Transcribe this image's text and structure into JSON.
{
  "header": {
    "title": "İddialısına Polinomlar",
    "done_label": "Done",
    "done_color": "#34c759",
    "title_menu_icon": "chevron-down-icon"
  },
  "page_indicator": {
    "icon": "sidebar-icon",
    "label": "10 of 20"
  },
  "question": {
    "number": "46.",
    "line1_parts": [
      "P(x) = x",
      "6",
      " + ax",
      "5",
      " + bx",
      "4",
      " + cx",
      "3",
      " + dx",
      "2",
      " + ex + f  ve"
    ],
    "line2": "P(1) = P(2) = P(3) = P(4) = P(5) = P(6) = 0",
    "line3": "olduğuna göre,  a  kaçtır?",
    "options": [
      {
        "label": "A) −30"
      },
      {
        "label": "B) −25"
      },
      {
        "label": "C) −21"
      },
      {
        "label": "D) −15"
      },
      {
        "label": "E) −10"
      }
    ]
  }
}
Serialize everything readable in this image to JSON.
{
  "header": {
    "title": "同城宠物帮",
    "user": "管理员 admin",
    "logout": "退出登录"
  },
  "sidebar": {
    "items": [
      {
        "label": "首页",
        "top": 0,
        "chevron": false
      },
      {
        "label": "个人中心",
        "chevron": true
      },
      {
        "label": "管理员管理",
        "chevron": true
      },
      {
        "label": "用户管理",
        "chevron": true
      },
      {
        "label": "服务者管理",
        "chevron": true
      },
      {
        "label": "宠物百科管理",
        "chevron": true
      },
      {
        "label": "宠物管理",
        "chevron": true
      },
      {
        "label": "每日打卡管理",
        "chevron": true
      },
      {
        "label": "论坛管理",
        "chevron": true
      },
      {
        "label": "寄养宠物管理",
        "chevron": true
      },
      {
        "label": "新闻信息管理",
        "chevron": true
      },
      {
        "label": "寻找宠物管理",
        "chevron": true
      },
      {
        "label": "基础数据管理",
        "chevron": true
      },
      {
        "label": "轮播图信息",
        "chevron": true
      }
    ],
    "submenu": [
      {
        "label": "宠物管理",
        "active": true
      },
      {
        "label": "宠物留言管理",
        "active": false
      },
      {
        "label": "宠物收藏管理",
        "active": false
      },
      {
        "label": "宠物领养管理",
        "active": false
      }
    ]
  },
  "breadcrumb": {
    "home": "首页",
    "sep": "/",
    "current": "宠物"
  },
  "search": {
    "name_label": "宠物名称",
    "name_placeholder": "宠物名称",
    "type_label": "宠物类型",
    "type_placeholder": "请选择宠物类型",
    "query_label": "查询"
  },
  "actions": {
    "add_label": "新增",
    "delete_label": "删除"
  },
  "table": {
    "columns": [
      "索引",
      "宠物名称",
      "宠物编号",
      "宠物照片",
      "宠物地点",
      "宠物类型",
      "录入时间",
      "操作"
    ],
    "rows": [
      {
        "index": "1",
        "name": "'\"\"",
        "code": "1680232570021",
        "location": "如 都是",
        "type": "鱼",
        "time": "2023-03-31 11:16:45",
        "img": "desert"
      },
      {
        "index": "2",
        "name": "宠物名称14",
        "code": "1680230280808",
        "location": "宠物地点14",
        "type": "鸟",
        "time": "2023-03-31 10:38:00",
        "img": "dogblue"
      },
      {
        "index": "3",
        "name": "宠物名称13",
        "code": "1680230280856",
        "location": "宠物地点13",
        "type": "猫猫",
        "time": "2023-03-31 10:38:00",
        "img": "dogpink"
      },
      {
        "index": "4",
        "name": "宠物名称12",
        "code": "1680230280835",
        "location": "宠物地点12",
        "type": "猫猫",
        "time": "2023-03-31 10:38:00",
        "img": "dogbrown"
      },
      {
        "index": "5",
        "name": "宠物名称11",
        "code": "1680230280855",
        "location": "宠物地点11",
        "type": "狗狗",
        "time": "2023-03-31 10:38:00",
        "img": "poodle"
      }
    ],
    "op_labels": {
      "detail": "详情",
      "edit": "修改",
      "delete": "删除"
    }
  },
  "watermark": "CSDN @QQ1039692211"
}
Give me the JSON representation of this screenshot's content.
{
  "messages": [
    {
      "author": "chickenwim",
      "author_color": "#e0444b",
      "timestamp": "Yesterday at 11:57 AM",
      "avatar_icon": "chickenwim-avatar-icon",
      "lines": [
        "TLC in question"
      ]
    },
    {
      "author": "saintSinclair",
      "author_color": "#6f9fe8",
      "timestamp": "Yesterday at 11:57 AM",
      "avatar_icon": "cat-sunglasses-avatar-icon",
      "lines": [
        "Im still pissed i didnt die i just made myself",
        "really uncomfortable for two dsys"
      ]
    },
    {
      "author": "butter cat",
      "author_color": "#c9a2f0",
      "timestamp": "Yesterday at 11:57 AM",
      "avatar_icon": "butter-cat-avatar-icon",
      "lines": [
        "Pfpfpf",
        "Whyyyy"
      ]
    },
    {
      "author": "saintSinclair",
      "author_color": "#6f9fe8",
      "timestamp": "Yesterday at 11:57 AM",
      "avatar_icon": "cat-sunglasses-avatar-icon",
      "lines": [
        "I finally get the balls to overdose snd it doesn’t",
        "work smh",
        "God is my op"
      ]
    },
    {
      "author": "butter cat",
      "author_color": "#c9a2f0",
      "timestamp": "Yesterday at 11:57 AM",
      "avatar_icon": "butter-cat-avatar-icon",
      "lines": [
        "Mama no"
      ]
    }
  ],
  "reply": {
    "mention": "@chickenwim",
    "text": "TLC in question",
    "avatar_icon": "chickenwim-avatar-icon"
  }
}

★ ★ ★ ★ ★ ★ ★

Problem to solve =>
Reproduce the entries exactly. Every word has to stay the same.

Answer to this task =>
Transcribe this image's text and structure into JSON.
{
  "header": {
    "title": "İddialısına Polinomlar",
    "done_label": "Done",
    "done_color": "#34c759",
    "title_menu_icon": "chevron-down-icon"
  },
  "page_indicator": {
    "icon": "sidebar-icon",
    "label": "10 of 20"
  },
  "question": {
    "number": "46.",
    "line1_parts": [
      "P(x) = x",
      "6",
      " + ax",
      "5",
      " + bx",
      "4",
      " + cx",
      "3",
      " + dx",
      "2",
      " + ex + f  ve"
    ],
    "line2": "P(1) = P(2) = P(3) = P(4) = P(5) = P(6) = 0",
    "line3": "olduğuna göre,  a  kaçtır?",
    "options": [
      {
        "label": "A) −30"
      },
      {
        "label": "B) −25"
      },
      {
        "label": "C) −21"
      },
      {
        "label": "D) −15"
      },
      {
        "label": "E) −10"
      }
    ]
  }
}
Serialize everything readable in this image to JSON.
{
  "header": {
    "title": "同城宠物帮",
    "user": "管理员 admin",
    "logout": "退出登录"
  },
  "sidebar": {
    "items": [
      {
        "label": "首页",
        "top": 0,
        "chevron": false
      },
      {
        "label": "个人中心",
        "chevron": true
      },
      {
        "label": "管理员管理",
        "chevron": true
      },
      {
        "label": "用户管理",
        "chevron": true
      },
      {
        "label": "服务者管理",
        "chevron": true
      },
      {
        "label": "宠物百科管理",
        "chevron": true
      },
      {
        "label": "宠物管理",
        "chevron": true
      },
      {
        "label": "每日打卡管理",
        "chevron": true
      },
      {
        "label": "论坛管理",
        "chevron": true
      },
      {
        "label": "寄养宠物管理",
        "chevron": true
      },
      {
        "label": "新闻信息管理",
        "chevron": true
      },
      {
        "label": "寻找宠物管理",
        "chevron": true
      },
      {
        "label": "基础数据管理",
        "chevron": true
      },
      {
        "label": "轮播图信息",
        "chevron": true
      }
    ],
    "submenu": [
      {
        "label": "宠物管理",
        "active": true
      },
      {
        "label": "宠物留言管理",
        "active": false
      },
      {
        "label": "宠物收藏管理",
        "active": false
      },
      {
        "label": "宠物领养管理",
        "active": false
      }
    ]
  },
  "breadcrumb": {
    "home": "首页",
    "sep": "/",
    "current": "宠物"
  },
  "search": {
    "name_label": "宠物名称",
    "name_placeholder": "宠物名称",
    "type_label": "宠物类型",
    "type_placeholder": "请选择宠物类型",
    "query_label": "查询"
  },
  "actions": {
    "add_label": "新增",
    "delete_label": "删除"
  },
  "table": {
    "columns": [
      "索引",
      "宠物名称",
      "宠物编号",
      "宠物照片",
      "宠物地点",
      "宠物类型",
      "录入时间",
      "操作"
    ],
    "rows": [
      {
        "index": "1",
        "name": "'\"\"",
        "code": "1680232570021",
        "location": "如 都是",
        "type": "鱼",
        "time": "2023-03-31 11:16:45",
        "img": "desert"
      },
      {
        "index": "2",
        "name": "宠物名称14",
        "code": "1680230280808",
        "location": "宠物地点14",
        "type": "鸟",
        "time": "2023-03-31 10:38:00",
        "img": "dogblue"
      },
      {
        "index": "3",
        "name": "宠物名称13",
        "code": "1680230280856",
        "location": "宠物地点13",
        "type": "猫猫",
        "time": "2023-03-31 10:38:00",
        "img": "dogpink"
      },
      {
        "index": "4",
        "name": "宠物名称12",
        "code": "1680230280835",
        "location": "宠物地点12",
        "type": "猫猫",
        "time": "2023-03-31 10:38:00",
        "img": "dogbrown"
      },
      {
        "index": "5",
        "name": "宠物名称11",
        "code": "1680230280855",
        "location": "宠物地点11",
        "type": "狗狗",
        "time": "2023-03-31 10:38:00",
        "img": "poodle"
      }
    ],
    "op_labels": {
      "detail": "详情",
      "edit": "修改",
      "delete": "删除"
    }
  },
  "watermark": "CSDN @QQ1039692211"
}
Give me the JSON representation of this screenshot's content.
{
  "messages": [
    {
      "author": "chickenwim",
      "author_color": "#e0444b",
      "timestamp": "Yesterday at 11:57 AM",
      "avatar_icon": "chickenwim-avatar-icon",
      "lines": [
        "TLC in question"
      ]
    },
    {
      "author": "saintSinclair",
      "author_color": "#6f9fe8",
      "timestamp": "Yesterday at 11:57 AM",
      "avatar_icon": "cat-sunglasses-avatar-icon",
      "lines": [
        "Im still pissed i didnt die i just made myself",
        "really uncomfortable for two dsys"
      ]
    },
    {
      "author": "butter cat",
      "author_color": "#c9a2f0",
      "timestamp": "Yesterday at 11:57 AM",
      "avatar_icon": "butter-cat-avatar-icon",
      "lines": [
        "Pfpfpf",
        "Whyyyy"
      ]
    },
    {
      "author": "saintSinclair",
      "author_color": "#6f9fe8",
      "timestamp": "Yesterday at 11:57 AM",
      "avatar_icon": "cat-sunglasses-avatar-icon",
      "lines": [
        "I finally get the balls to overdose snd it doesn’t",
        "work smh",
        "God is my op"
      ]
    },
    {
      "author": "butter cat",
      "author_color": "#c9a2f0",
      "timestamp": "Yesterday at 11:57 AM",
      "avatar_icon": "butter-cat-avatar-icon",
      "lines": [
        "Mama no"
      ]
    }
  ],
  "reply": {
    "mention": "@chickenwim",
    "text": "TLC in question",
    "avatar_icon": "chickenwim-avatar-icon"
  }
}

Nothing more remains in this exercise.